Between the accelerated industry growth sparked by the pandemic and steep customer expectations thanks to the “Amazon effect,” the stakes in ecommerce today are extremely high. Increased sales are a blessing for retailers, but many weren’t prepared for the massive demand in both outbound and reverse logistics.
Aside from the obvious financial setbacks, inefficient logistics can have a profound impact on customer loyalty and retaining quality employees. Let’s take a look at a few logistical pain points and how to solve them.
Picking and labeling errors.
So many orders, so little time. While the efficiency of a picking process is almost always measured by speed, there’s another important factor: accuracy. With DCs stretched thin as they try to keep up with demand, costly errors are on the rise. Order errors lead to customer returns, which adds additional strain on your warehouse and can quickly result in overall customer dissatisfaction.
To improve your process, look at the following:
- People: Are there certain teams or individuals responsible for the errors? Where in the process are errors occurring? This could reveal 20% of the people are responsible for 80% of the defects and provide the opportunity to correct issues before they escalate.
- Training: Are you leaning on the same old training operations you had before the 2020 ecommerce boom? How can you update this process to reflect your company’s current needs and challenges?

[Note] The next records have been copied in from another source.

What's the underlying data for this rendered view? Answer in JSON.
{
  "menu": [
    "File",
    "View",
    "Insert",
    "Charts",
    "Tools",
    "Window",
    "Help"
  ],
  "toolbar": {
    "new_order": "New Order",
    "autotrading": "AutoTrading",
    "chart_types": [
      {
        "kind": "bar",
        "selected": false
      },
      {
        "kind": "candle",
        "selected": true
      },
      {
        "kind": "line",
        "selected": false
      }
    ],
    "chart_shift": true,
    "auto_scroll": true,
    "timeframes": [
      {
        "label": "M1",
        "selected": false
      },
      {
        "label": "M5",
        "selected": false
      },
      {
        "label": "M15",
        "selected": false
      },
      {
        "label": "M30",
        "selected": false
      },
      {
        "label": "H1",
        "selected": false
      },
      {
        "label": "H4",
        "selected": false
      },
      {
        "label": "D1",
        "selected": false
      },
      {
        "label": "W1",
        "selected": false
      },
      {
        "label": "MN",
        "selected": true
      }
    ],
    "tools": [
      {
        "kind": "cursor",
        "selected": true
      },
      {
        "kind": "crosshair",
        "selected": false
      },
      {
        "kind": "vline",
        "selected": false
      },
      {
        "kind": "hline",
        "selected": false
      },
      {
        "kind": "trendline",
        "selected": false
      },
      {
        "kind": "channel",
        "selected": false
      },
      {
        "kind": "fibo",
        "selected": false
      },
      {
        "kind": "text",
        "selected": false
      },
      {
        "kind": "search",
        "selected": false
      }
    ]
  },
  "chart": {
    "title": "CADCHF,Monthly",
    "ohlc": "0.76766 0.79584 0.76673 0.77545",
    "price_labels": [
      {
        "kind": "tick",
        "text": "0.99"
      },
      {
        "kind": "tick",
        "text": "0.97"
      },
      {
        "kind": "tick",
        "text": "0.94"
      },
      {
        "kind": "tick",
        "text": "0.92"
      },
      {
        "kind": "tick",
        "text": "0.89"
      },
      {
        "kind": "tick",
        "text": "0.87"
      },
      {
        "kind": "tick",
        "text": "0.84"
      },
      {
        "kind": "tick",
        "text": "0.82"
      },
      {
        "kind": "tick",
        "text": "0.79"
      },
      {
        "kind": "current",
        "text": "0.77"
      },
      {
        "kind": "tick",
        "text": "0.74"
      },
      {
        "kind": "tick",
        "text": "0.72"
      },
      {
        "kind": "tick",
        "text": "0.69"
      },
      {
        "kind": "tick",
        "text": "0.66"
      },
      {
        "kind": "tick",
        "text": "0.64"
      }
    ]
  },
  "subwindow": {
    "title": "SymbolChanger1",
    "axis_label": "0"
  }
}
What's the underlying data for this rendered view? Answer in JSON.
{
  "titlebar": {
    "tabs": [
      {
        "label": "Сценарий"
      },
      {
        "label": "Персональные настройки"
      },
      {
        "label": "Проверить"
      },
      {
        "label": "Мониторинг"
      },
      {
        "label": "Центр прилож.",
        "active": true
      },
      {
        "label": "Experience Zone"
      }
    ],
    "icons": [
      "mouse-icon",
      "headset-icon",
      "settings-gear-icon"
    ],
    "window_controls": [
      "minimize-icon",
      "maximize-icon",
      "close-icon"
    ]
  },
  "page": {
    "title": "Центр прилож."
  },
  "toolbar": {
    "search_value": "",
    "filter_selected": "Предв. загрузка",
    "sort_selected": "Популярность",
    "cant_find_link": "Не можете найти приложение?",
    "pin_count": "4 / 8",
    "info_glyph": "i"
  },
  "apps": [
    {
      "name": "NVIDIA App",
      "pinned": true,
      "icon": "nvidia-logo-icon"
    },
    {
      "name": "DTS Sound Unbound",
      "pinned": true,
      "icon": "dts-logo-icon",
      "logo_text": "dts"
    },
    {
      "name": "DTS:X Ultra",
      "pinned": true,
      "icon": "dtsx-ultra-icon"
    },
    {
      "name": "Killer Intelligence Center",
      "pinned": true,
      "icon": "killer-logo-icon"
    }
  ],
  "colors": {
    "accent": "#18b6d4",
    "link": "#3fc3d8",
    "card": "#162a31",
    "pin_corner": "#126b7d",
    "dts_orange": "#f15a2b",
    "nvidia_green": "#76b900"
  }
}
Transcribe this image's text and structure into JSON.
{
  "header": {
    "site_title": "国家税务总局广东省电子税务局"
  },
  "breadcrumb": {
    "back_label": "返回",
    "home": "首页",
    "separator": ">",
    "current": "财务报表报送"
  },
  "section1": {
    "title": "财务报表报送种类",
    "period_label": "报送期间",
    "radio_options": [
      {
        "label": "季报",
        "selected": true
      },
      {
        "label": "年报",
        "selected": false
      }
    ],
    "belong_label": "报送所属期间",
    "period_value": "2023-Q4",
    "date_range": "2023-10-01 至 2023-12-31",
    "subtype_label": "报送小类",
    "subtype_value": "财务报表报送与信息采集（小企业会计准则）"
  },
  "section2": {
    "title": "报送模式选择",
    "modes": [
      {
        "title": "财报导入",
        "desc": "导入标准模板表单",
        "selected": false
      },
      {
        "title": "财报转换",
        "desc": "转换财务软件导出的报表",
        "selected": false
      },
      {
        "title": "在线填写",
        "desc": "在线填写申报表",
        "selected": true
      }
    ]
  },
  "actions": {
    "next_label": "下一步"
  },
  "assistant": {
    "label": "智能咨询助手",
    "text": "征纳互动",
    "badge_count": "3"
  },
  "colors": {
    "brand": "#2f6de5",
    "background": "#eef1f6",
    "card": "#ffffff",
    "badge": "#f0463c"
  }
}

- Floor Plan: In an ongoing effort to improve efficiency and limit mistakes, it all comes down to having a floor plan that allows employees to move equipment and inventory swiftly and easily while eliminating areas of wasted and underused space.
- Equipment: Ensuring that your employees have the tools they need at the point of use is a great way to eliminate a majority of errors. Integrating mobile powered industrial carts that hold picking supplies like laptops, scanners and printers has shown to reduce labeling errors by up to 90% and increase overall productivity by 50%.
With Amazon setting the gold standard for extremely fast shipping, delivery and returns, today’s customers demand instant gratification. In a recent survey, 57% of respondents stated that same-day delivery would make them more loyal to a brand. Another survey found that 40% of shoppers said taking more than two days for delivery would prevent them from making the purchase. So how can you keep up?
Make sure to continuously research the most compatible and cost-effective carriers in your region, and negotiate costs and shipping times. Consider offering free or low-cost shipping, returns and exchanges to build loyalty. Lastly, keep the lines of communication open with customers from the moment they place an order to when it arrives on their doorstep.
Even if the order is accurate and shipped in a timely manner, the customer could always change their mind. Return rates typically average around 25% to 30%, but in 2020 they rose by a whopping 70%!
To set up your business for success, prepare for returns before they happen. Make sure staff and inventory systems are prepared for batches of returns, and keep them separate from other incoming shipments. Have a dedicated returns department in a separate part of the warehouse that handles all returns and exchanges to streamline the process, get the items back on the shelves and ready to be picked for new orders. An organized, efficient returns area has the potential to yield better fulfillment rates, offsetting the cost of reverse logistics and mitigating the risk of unhappy customers.
Even as the world reopens, the accelerated growth in ecommerce is showing no signs of slowing. In 2021, the industry is expected to surge to $4.2 trillion. With this comes incredible opportunity, but those who choose to overlook these pain points risk being left behind.
John O’Kelly is the Founder and CEO of Newcastle Systems, an innovator of workplace mobility solutions partnering with many of the world’s leading companies to enhance worker productivity, operational efficiency and organizational profitability.